(Website and app data records)
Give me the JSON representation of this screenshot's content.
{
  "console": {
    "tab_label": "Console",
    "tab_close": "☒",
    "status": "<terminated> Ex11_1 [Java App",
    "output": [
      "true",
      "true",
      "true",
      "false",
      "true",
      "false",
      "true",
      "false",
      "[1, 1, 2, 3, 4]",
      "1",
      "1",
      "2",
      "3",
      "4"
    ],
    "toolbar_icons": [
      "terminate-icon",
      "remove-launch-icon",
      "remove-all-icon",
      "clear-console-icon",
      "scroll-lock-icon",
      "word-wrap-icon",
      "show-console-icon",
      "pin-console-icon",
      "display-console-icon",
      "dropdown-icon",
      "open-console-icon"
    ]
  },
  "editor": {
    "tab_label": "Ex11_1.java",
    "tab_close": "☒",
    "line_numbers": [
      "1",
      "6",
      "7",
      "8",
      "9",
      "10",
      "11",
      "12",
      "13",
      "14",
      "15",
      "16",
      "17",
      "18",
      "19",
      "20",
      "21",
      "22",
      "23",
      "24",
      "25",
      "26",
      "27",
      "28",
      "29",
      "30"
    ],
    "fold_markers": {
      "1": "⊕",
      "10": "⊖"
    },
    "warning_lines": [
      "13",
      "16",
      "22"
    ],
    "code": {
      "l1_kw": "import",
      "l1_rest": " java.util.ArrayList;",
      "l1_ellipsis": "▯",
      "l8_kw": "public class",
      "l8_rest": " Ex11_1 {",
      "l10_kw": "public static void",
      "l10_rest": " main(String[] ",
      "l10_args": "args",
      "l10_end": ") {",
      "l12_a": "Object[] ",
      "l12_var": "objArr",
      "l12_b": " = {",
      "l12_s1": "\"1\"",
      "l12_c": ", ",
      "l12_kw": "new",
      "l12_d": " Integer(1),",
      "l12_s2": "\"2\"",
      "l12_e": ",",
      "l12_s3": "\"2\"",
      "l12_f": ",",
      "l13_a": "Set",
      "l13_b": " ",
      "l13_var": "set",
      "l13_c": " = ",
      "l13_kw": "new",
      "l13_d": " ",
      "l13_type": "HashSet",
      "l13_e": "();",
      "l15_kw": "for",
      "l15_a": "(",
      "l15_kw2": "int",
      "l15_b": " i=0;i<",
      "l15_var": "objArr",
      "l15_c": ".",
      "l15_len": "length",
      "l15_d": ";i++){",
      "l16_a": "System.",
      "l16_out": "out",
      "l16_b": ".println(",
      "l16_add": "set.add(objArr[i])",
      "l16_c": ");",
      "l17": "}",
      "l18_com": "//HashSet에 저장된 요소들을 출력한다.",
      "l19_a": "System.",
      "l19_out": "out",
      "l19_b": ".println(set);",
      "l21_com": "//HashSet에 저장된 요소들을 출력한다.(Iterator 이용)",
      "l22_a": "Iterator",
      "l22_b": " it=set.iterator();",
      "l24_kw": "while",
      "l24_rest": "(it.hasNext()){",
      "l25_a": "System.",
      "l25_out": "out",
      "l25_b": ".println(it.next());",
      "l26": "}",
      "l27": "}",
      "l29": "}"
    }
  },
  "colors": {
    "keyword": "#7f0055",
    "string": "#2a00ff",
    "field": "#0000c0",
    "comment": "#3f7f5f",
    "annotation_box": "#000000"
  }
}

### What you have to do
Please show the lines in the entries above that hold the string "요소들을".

### Task solution
      "l18_com": "//HashSet에 저장된 요소들을 출력한다.",
      "l21_com": "//HashSet에 저장된 요소들을 출력한다.(Iterator 이용)",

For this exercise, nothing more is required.